Department of Homeland Security v. Thuraissigiam: The Suspension Clause and the Preservation of the Separation of Powers
Written By: Benjamin Hayes
The Suspension Clause is a bedrock element of the structural separation of powers devised by the nation’s founders, who sought systemic security of individual liberty. The Writ of Habeas Corpus is a safeguard against arbitrary imprisonment, which Alexander Hamilton described as among “the favorite and most formidable instruments of tyranny.” The Clause ensures the judiciary will watch over the government’s application of power to individuals and never turn a blind eye to those imprisoned by executive force, absent the requisite public necessity. Congress may limit the protections of the Writ in certain circumstances and has done so in the case of noncitizens subject to“expedited removal” under the immigration laws of the United States. Congress has placed limitations on judicial review of administrative determinations regarding credible fear of return for otherwise deportable individuals.

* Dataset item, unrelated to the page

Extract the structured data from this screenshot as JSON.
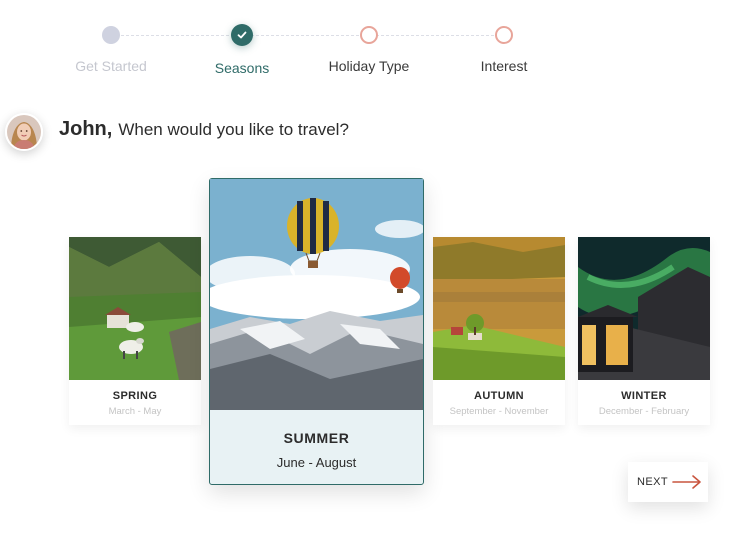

The constitutionality of those limitations is the question before the Court in Department of Homeland Security v. Thuraissigiam.